“None of us really like the idea of having to do it, but we’re at a point where we can’t continue to foot that bill,” Wimmer said.
Wimmer explained Isanti has experienced a $500,000 drop in tax capacity, meaning that even if the Council significantly raised property taxes––which Wimmer stressed it would not do—the city would still fall short of previous tax revenues because of the drop in home values. Property taxes, which account for 66 percent of the city’s revenue, have been set at 54 percent for residences in 2011, but that number may change when the final home valuations are released in March.
Wimmer said revenues had been choked further by an additional $500,000 in taxes and fees that has not yet been paid to the city, and he also anticipates a $300,000 cut in funding from the state government. Wimmer said while he understands some cuts are necessary, he faulted the state for its indecision on the issue. He also expressed frustration that in the midst of reducing its funding for cities, the state is finding ways to demand more money from them, such as a charge for water the city used for emergency purposes. The state already charges the city for the water it pumps for business and domestic uses, but the city is able to pay those fees by charging the property owners in turn.
Wimmer entreated the Chamber members to do their part by recruiting new businesses to the area.
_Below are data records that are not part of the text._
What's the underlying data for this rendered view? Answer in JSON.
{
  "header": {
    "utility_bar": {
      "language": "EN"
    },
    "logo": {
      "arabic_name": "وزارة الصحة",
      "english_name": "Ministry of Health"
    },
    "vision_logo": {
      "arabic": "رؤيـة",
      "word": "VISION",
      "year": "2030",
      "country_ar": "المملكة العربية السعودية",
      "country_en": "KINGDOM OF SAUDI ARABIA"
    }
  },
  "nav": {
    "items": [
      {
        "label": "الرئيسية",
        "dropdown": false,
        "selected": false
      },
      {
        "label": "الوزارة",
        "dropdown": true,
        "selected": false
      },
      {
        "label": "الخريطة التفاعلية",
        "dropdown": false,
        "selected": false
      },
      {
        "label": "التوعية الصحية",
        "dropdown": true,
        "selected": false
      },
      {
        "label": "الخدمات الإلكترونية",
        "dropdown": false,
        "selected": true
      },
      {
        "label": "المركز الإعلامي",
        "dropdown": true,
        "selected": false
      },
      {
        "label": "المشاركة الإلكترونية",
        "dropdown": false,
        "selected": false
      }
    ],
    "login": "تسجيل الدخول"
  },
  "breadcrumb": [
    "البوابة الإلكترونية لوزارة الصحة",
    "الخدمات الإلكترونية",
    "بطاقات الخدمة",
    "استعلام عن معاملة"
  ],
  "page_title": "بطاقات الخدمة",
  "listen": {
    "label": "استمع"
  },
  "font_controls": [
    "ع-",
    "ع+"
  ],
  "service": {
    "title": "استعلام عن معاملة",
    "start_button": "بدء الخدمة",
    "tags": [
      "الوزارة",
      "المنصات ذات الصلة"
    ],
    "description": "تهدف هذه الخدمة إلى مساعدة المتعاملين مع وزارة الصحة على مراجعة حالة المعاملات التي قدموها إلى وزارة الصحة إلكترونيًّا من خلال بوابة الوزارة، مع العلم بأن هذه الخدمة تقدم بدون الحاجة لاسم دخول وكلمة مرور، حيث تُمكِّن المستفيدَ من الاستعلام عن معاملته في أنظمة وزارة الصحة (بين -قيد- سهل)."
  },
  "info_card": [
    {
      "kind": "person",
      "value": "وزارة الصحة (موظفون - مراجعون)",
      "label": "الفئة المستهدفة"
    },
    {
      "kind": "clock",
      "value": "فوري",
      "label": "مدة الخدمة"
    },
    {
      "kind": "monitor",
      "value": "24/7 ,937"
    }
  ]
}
Wimmer said while city staff works hard to attract businesses, potential investors will pay more attention to the opinion of people already operating a business in Isanti. Only 13 percent of tax revenue in Isanti comes from commercial and industrial sources, compared to 74 percent from residential sources.
Despite these challenges, Wimmer said there are still reasons to see a bright future for Isanti. He highlighted some of the accomplishments the city had made in the past year, including the addition or expansion of four businesses using Tax Increment Funding, the successful negotiations with the law enforcement union to lower health care payments and the pavement of the last gravel road within city limits.
Wimmer also pointed to 2014 as a “Golden Year,” in which much of Isanti’s debt will be paid off, freeing up city funds for other uses.
“It’s one of the reasons I’m still very optimistic about our future,” Wimmer said. “It’s really a good picture once we get to that point.”